### Adaptive Kinect selection

We propose a wireless sensor network to localise the VR user using the integration of multiple Kinects. As shown in Fig. 6, the user’s motion and position datasets are detected from multiple views using the Kinects. The distributed Kinects report the sensed datasets to a VR server via a WiFi network. An adaptive Kinect is selected using a bivariate Gaussian PDF.

A Kinect is installed at each client to detect the user’s gesture information from different viewpoints. From several gathered datasets, the effectiveness of each sensor is generated based on the user’s distance *d*
_{
i
} and orientation *θ*
_{
i
} to the Kinect *k*
_{
i
}. If the distance is close and the orientation of the user is facing towards a sensor, the effectiveness of this sensor is then high. To select the best sensor, we apply a bivariate Gaussian PDF for the effectiveness estimation, formulated as follows:

$$f_{k_{i}} (d_{i} ,\theta_{i} ) = \frac{{\exp \left[ { - \frac{{\left(\frac{{d_{i} - d_{0} }}{{\sigma_{1} }}\right)^{2} - \frac{{2\rho \left(d_{i} - d_{0} \right)\left(\theta_{i} - \theta_{0} \right)}}{{\sigma_{1} \sigma_{2} }} + \left(\frac{{\theta_{i} - \theta_{0} }}{{\sigma_{2} }}\right)^{2} }}{{2\left(1 - \rho^{2} \right)}}} \right]}}{{2\pi \sigma_{1} \sigma_{2} \sqrt {1 - \rho^{2} } }} .$$
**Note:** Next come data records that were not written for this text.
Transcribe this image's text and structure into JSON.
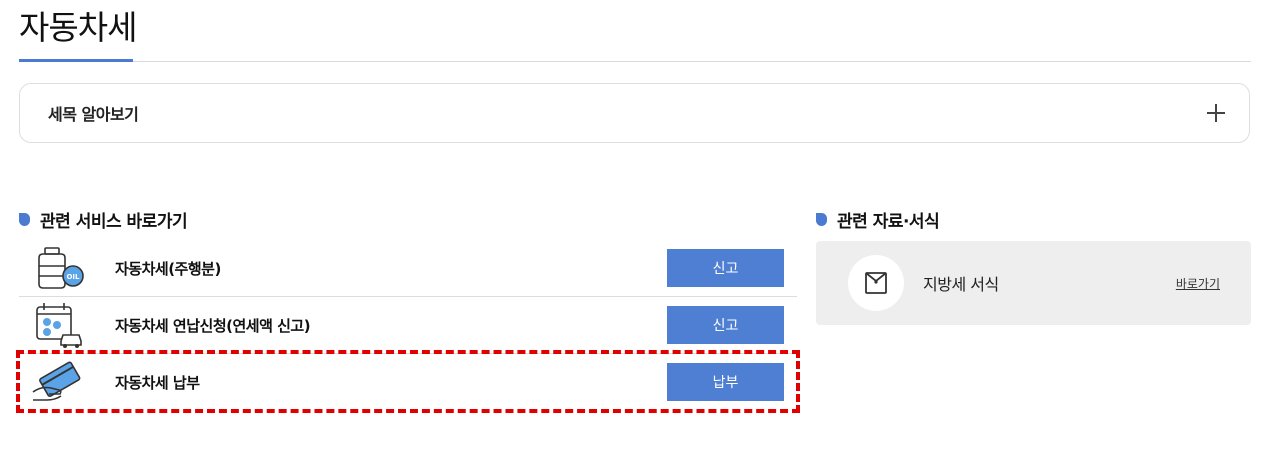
{
  "page": {
    "title": "자동차세"
  },
  "accordion": {
    "label": "세목 알아보기",
    "icon": "plus-icon"
  },
  "services": {
    "heading": "관련 서비스 바로가기",
    "items": [
      {
        "label": "자동차세(주행분)",
        "button": "신고",
        "icon": "oil-tank-icon"
      },
      {
        "label": "자동차세 연납신청(연세액 신고)",
        "button": "신고",
        "icon": "calendar-car-icon"
      },
      {
        "label": "자동차세 납부",
        "button": "납부",
        "icon": "card-payment-icon",
        "highlighted": true
      }
    ]
  },
  "documents": {
    "heading": "관련 자료·서식",
    "items": [
      {
        "title": "지방세 서식",
        "link": "바로가기",
        "icon": "envelope-icon"
      }
    ]
  },
  "colors": {
    "accent": "#4a7bd0",
    "button": "#4f7fd2",
    "highlight": "#e00000",
    "panel": "#eeeeee"
  }
}
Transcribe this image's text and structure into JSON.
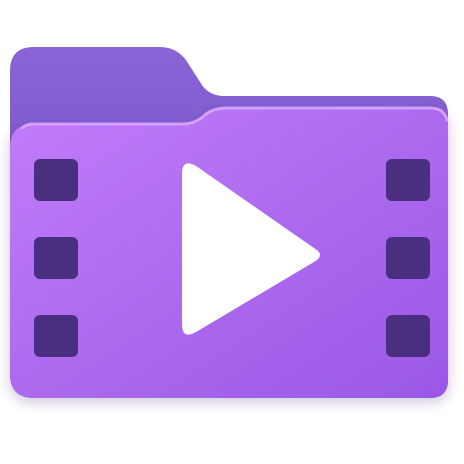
{
  "icon": {
    "name": "video-folder-icon",
    "colors": {
      "background": "#ffffff",
      "folder_back_top": "#8a64d6",
      "folder_back_bottom": "#6a46b6",
      "folder_front_top": "#c07cf8",
      "folder_front_bottom": "#9a58e6",
      "front_highlight": "#d9a6ff",
      "sprocket_hole": "#4a2f80",
      "play_triangle": "#ffffff"
    },
    "parts": {
      "sprocket_holes_per_side": 3,
      "play_glyph": "play-triangle-icon"
    }
  }
}
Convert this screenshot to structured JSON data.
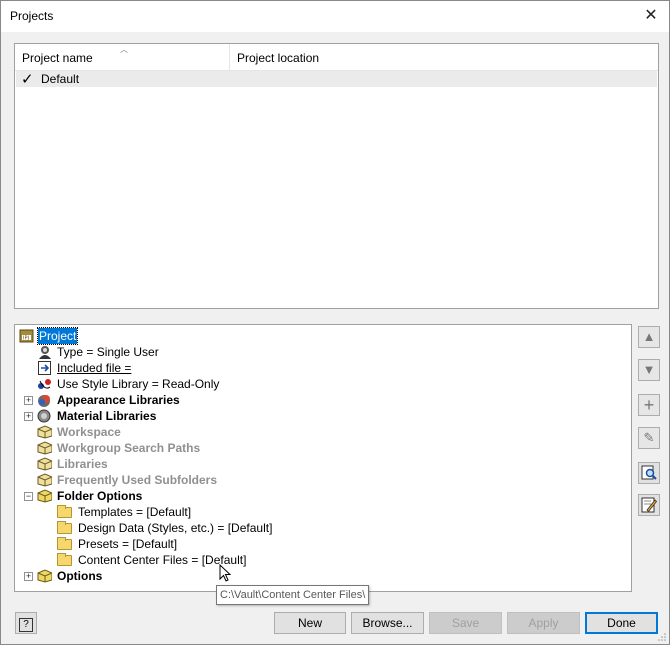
{
  "window": {
    "title": "Projects",
    "close_glyph": "✕"
  },
  "project_list": {
    "columns": [
      "Project name",
      "Project location"
    ],
    "rows": [
      {
        "name": "Default",
        "location": "",
        "active_mark": "✓"
      }
    ]
  },
  "tree": {
    "root": "Project",
    "type_line": "Type = Single User",
    "included_file": "Included file = ",
    "use_style_library": "Use Style Library = Read-Only",
    "appearance_libraries": "Appearance Libraries",
    "material_libraries": "Material Libraries",
    "workspace": "Workspace",
    "workgroup_search_paths": "Workgroup Search Paths",
    "libraries": "Libraries",
    "frequently_used_subfolders": "Frequently Used Subfolders",
    "folder_options": "Folder Options",
    "templates": "Templates = [Default]",
    "design_data": "Design Data (Styles, etc.) = [Default]",
    "presets": "Presets = [Default]",
    "content_center_files": "Content Center Files = [Default]",
    "options": "Options",
    "plus": "+",
    "minus": "−"
  },
  "tooltip": "C:\\Vault\\Content Center Files\\",
  "side_buttons": {
    "move_up": "▲",
    "move_down": "▼",
    "add": "+",
    "edit": "✎",
    "find": "🔍",
    "edit_all": "✎"
  },
  "buttons": {
    "help": "?",
    "new": "New",
    "browse": "Browse...",
    "save": "Save",
    "apply": "Apply",
    "done": "Done"
  },
  "colors": {
    "selection": "#0078d7",
    "dialog_bg": "#f0f0f0",
    "folder": "#f5d76e",
    "disabled_text": "#a0a0a0"
  }
}
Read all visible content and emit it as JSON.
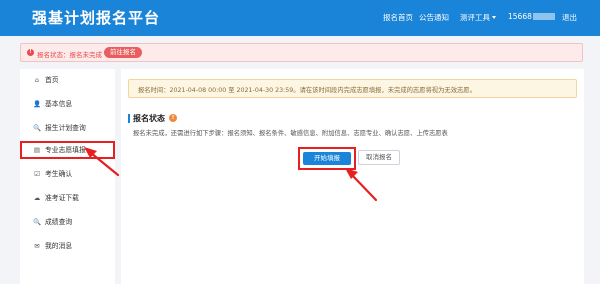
{
  "header": {
    "title": "强基计划报名平台",
    "nav": {
      "home": "报名首页",
      "notice": "公告通知",
      "tools": "测评工具",
      "user": "15668",
      "logout": "退出"
    }
  },
  "status": {
    "icon": "!",
    "text": "报名状态：报名未完成",
    "button": "前往报名"
  },
  "sidebar": {
    "items": [
      {
        "icon": "⌂",
        "label": "首页"
      },
      {
        "icon": "👤",
        "label": "基本信息"
      },
      {
        "icon": "🔍",
        "label": "报生计划查询"
      },
      {
        "icon": "▤",
        "label": "专业志愿填报"
      },
      {
        "icon": "☑",
        "label": "考生确认"
      },
      {
        "icon": "☁",
        "label": "准考证下载"
      },
      {
        "icon": "🔍",
        "label": "成绩查询"
      },
      {
        "icon": "✉",
        "label": "我的消息"
      }
    ]
  },
  "main": {
    "notice": "报名时间：2021-04-08 00:00 至 2021-04-30 23:59。请在该时间段内完成志愿填报，未完成的志愿将视为无效志愿。",
    "section_title": "报名状态",
    "section_badge": "!",
    "description": "报名未完成，还需进行如下步骤：报名须知、报名条件、敏感信息、附加信息、志愿专业、确认志愿、上传志愿表",
    "start_button": "开始填报",
    "cancel_button": "取消报名"
  },
  "colors": {
    "header": "#1a84d8",
    "annotation": "#e62020",
    "status_red": "#e84b4b",
    "notice_bg": "#fdf6e3"
  }
}
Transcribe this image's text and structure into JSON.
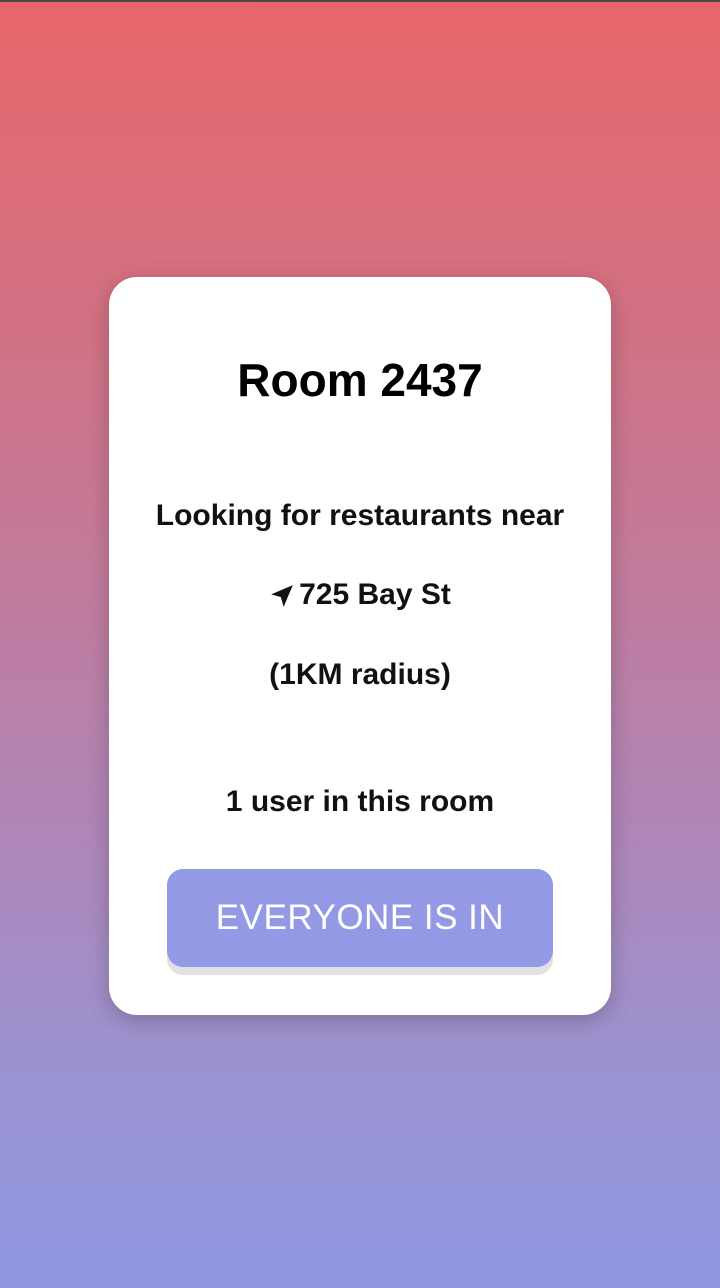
{
  "room": {
    "title": "Room 2437"
  },
  "location": {
    "looking_text": "Looking for restaurants near",
    "address": "725 Bay St",
    "radius": "(1KM radius)",
    "icon": "navigation-arrow-icon"
  },
  "users": {
    "count_text": "1 user in this room"
  },
  "actions": {
    "everyone_in_label": "EVERYONE IS IN"
  },
  "colors": {
    "gradient_top": "#e8666a",
    "gradient_bottom": "#9098e4",
    "button_bg": "#9499e6",
    "card_bg": "#ffffff"
  }
}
(2)

Here, the variables *d*∈[0 ~ ∞), *θ*∈[− π~π), *σ*
_{1} = 1, *σ*
_{2} = 1, *ρ*∈[− 1, 0]. The adaptive Kinect is selected using a maximum likelihood function expressed as follows:

$$k = \mathop {\arg \hbox{max} }\limits_{{k_{i} }} f_{{k_{i} }} (d_{i} ,\theta_{i} ) .$$

(3)